  • A car leaves a trail of light as it passes under power lines weighed down by toppled trees in Freeport, Maine, Tuesday, Oct. 31, 2017. Utility crews scrambled to restore power throughout New England on Tuesday, one day after a severe storm packing hurricane-force wind gusts and torrential rain. (AP Photo/Robert F. Bukaty) Robert F. Bukaty

  • A woman walks down a street blocked by a storm-toppled tree, Maine, Tuesday, Oct. 31, 2017, in Portland, Maine. Utility crews scrambled to restore power throughout New England on Tuesday, one day after a severe storm packing hurricane-force wind gusts and torrential rain. (AP Photo/Robert F. Bukaty) Robert F. Bukaty

  • Julia Acord, 11, left, and Abigail Ferguson, 12, photograph a sign that announces the postponement of Halloween activities in Brunswick, Maine, Tuesday, Oct. 31, 2017. The town postponed its annual Halloween parade and trick-or-treating due to cleanup from Monday's severe storm that left two-thirds of the state without power. (AP Photo/Robert F. Bukaty) Robert F. Bukaty



Associated Press
Thursday, November 02, 2017

Drought conditions, recent rainfall and an unusual storm path in Maine may have contributed to the large numbers of trees that toppled during a storm that walloped the Northeast this week, officials said.

The storm cut power to nearly 1.5 million homes and businesses in the region at its peak. It left more Mainers in the dark than even the infamous 1998 ice storm, but the long-term effects likely will be much different.

Because of dry conditions, the trees’ roots weren’t healthy, and ground conditions and foliage that remained on the trees made them more susceptible to wind, said Peter Rogers, acting director of the Maine Emergency Management Agency.

Virtually all of New England is either experiencing a moderate drought or abnormally dry conditions, according to the U.S. Drought Monitor. The driest conditions are along the coast, where the wind gusts were the strongest.

“It was kind of a perfect storm,” Rogers said.

Maine’s two major utilities were still reporting more than 200,000 customers without power Wednesday afternoon. But they said favorable weather and extra crews will allow them to complete the task of restoring power this weekend. Across the Northeast, more than 440,000 people were still without power Wednesday.

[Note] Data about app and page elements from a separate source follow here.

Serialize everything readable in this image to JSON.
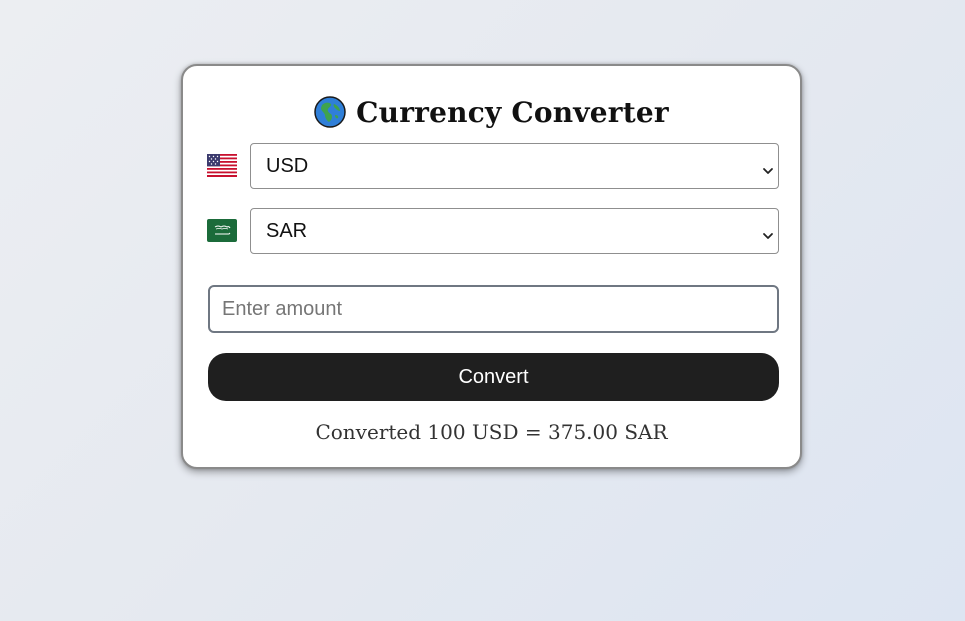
{
  "app": {
    "title": "Currency Converter",
    "title_icon": "globe-icon"
  },
  "converter": {
    "from": {
      "flag_icon": "us-flag-icon",
      "selected": "USD"
    },
    "to": {
      "flag_icon": "saudi-flag-icon",
      "selected": "SAR"
    },
    "amount": {
      "value": "",
      "placeholder": "Enter amount"
    },
    "convert_label": "Convert",
    "result_text": "Converted 100 USD = 375.00 SAR"
  },
  "colors": {
    "button_bg": "#1f1f1f",
    "button_text": "#ffffff",
    "card_bg": "#ffffff"
  }
}
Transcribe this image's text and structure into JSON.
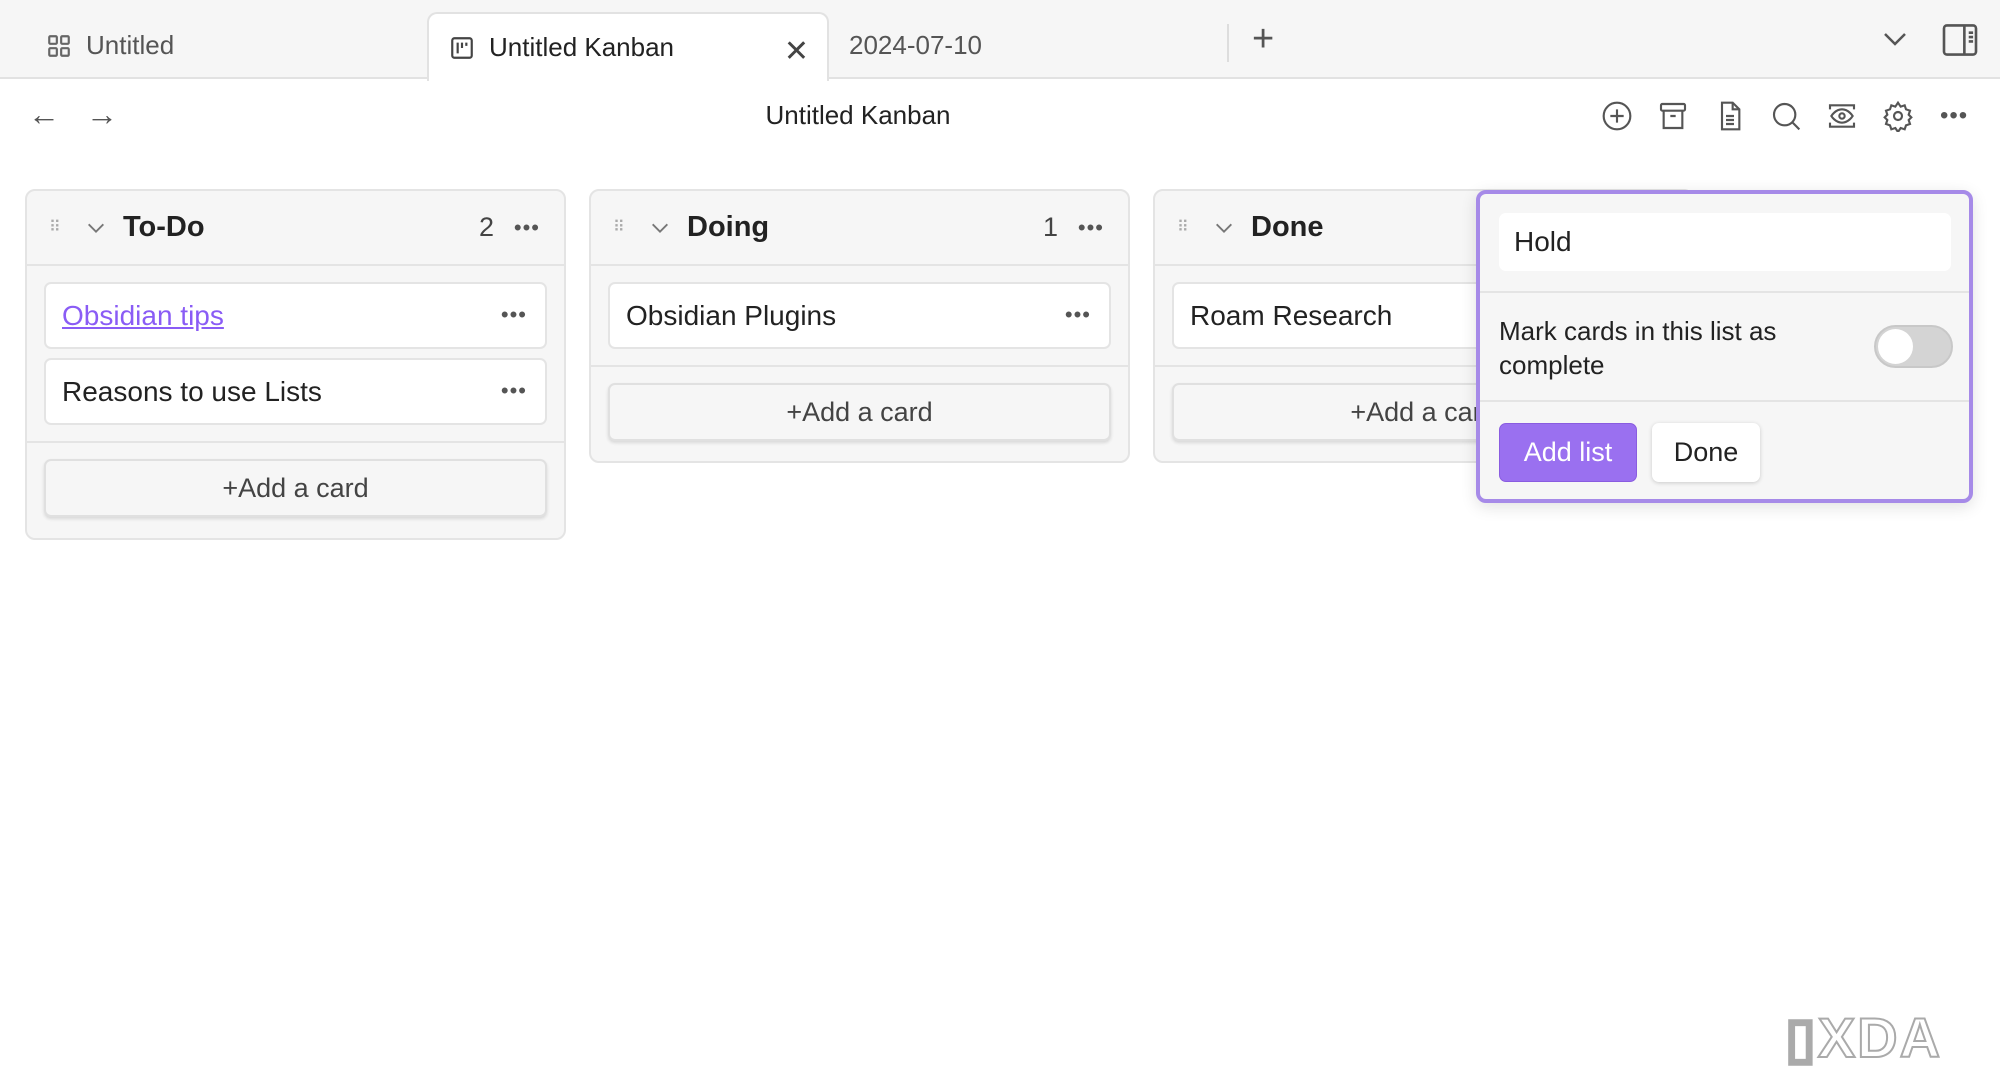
{
  "tabs": [
    {
      "label": "Untitled",
      "icon": "grid-icon"
    },
    {
      "label": "Untitled Kanban",
      "icon": "kanban-icon",
      "active": true
    },
    {
      "label": "2024-07-10"
    }
  ],
  "header": {
    "title": "Untitled Kanban",
    "icons": [
      "add-circle-icon",
      "archive-icon",
      "document-icon",
      "search-icon",
      "eye-icon",
      "gear-icon",
      "more-icon"
    ]
  },
  "lists": [
    {
      "name": "To-Do",
      "count": "2",
      "cards": [
        {
          "text": "Obsidian tips",
          "link": true
        },
        {
          "text": "Reasons to use Lists"
        }
      ],
      "add": "+Add a card"
    },
    {
      "name": "Doing",
      "count": "1",
      "cards": [
        {
          "text": "Obsidian Plugins"
        }
      ],
      "add": "+Add a card"
    },
    {
      "name": "Done",
      "cards": [
        {
          "text": "Roam Research"
        }
      ],
      "add": "+Add a card"
    }
  ],
  "popup": {
    "input_value": "Hold",
    "toggle_label": "Mark cards in this list as complete",
    "toggle_on": false,
    "add_label": "Add list",
    "done_label": "Done"
  },
  "colors": {
    "accent": "#9a70f0",
    "link": "#8a5cf5"
  },
  "watermark": "XDA"
}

Several factors came into play to knock down so many trees: The dry fall stunted the growth of tree roots, recent soaking rain softened the soil, and powerful winds came from a different direction, said William Livingston, professor of forest resources at the University of Maine.

In Maine, nor’easters create northeastern winds, and thunderstorms blow in from the west and north, but these powerful winds came from the southeast, Livingston said. And the winds were exceptionally powerful, with four times the force of a common wind storm, he said.

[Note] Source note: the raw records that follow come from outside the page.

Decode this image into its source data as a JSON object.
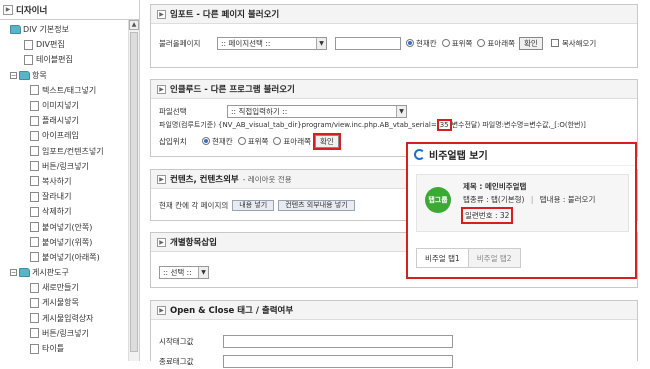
{
  "sidebar": {
    "title": "디자이너",
    "items": [
      {
        "label": "DIV 기본정보",
        "type": "folder",
        "indent": 0
      },
      {
        "label": "DIV편집",
        "type": "file",
        "indent": 1
      },
      {
        "label": "테이블편집",
        "type": "file",
        "indent": 1
      },
      {
        "label": "항목",
        "type": "folder-open",
        "indent": 0
      },
      {
        "label": "텍스트/태그넣기",
        "type": "file",
        "indent": 2
      },
      {
        "label": "이미지넣기",
        "type": "file",
        "indent": 2
      },
      {
        "label": "플래시넣기",
        "type": "file",
        "indent": 2
      },
      {
        "label": "아이프레임",
        "type": "file",
        "indent": 2
      },
      {
        "label": "임포트/컨텐츠넣기",
        "type": "file",
        "indent": 2
      },
      {
        "label": "버튼/링크넣기",
        "type": "file",
        "indent": 2
      },
      {
        "label": "복사하기",
        "type": "file",
        "indent": 2
      },
      {
        "label": "잘라내기",
        "type": "file",
        "indent": 2
      },
      {
        "label": "삭제하기",
        "type": "file",
        "indent": 2
      },
      {
        "label": "붙여넣기(안쪽)",
        "type": "file",
        "indent": 2
      },
      {
        "label": "붙여넣기(위쪽)",
        "type": "file",
        "indent": 2
      },
      {
        "label": "붙여넣기(아래쪽)",
        "type": "file",
        "indent": 2
      },
      {
        "label": "게시판도구",
        "type": "folder-open",
        "indent": 0
      },
      {
        "label": "새로만들기",
        "type": "file",
        "indent": 2
      },
      {
        "label": "게시물항목",
        "type": "file",
        "indent": 2
      },
      {
        "label": "게시물입력상자",
        "type": "file",
        "indent": 2
      },
      {
        "label": "버튼/링크넣기",
        "type": "file",
        "indent": 2
      },
      {
        "label": "타이틀",
        "type": "file",
        "indent": 2
      }
    ]
  },
  "import_panel": {
    "title": "임포트 - 다른 페이지 불러오기",
    "label": "불러올페이지",
    "select_value": ":: 페이지선택 ::",
    "radios": [
      "현재칸",
      "표위쪽",
      "표아래쪽"
    ],
    "confirm": "확인",
    "checkbox": "복사해오기"
  },
  "include_panel": {
    "title": "인클루드 - 다른 프로그램 불러오기",
    "file_label": "파일선택",
    "file_select": ":: 직접입력하기 ::",
    "path_label": "파일명(컴루트기준)",
    "path_value": "{NV_AB_visual_tab_dir}program/view.inc.php.AB_vtab_serial=",
    "serial": "35",
    "var_hint": "변수전달) 파일명:변수명=변수값,_[:O(한번)]",
    "insert_label": "삽입위치",
    "radios": [
      "현재칸",
      "표위쪽",
      "표아래쪽"
    ],
    "confirm": "확인"
  },
  "contents_panel": {
    "title": "컨텐츠, 컨텐츠외부",
    "subtitle": "- 레이아웃 전용",
    "text": "현재 칸에 각 페이지의",
    "btn1": "내용 넣기",
    "btn2": "컨텐츠 외부내용 넣기"
  },
  "individual_panel": {
    "title": "개별항목삽입",
    "select": ":: 선택 ::"
  },
  "openclose_panel": {
    "title": "Open & Close 태그 / 출력여부",
    "label1": "시작태그값",
    "label2": "종료태그값"
  },
  "popup": {
    "title": "비주얼탭 보기",
    "tag_badge": "탭그룹",
    "name": "제목 : 메인비주얼탭",
    "type": "탭종류 : 탭(기본형)",
    "content": "탭내용 : 불러오기",
    "serial": "일련번호 : 32",
    "tabs": [
      "비주얼 탭1",
      "비주얼 탭2"
    ]
  }
}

“These are lot of different conditions that have come together. This may have been a unique situation where nobody could’ve predicted this,” he said.

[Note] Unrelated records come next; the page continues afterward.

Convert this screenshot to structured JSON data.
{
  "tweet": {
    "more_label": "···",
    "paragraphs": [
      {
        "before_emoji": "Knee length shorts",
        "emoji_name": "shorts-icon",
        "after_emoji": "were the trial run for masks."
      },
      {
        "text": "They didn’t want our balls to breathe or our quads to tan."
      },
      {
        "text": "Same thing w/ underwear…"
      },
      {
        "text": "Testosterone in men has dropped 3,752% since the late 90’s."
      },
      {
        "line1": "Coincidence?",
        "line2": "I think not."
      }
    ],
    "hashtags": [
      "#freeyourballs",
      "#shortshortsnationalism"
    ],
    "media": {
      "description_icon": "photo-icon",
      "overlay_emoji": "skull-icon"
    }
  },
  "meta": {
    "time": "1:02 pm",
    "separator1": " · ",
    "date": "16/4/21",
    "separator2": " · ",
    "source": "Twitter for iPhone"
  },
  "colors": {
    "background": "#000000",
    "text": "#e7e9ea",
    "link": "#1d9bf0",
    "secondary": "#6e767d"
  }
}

Other states in the Northeast also were still cleaning up from the storm.

Several school districts in New Hampshire were struggling to get up and running. In Vermont, dairy farmers who lost electricity were relying on generators to power the equipment that allows them to milk cows and to keep milk cool.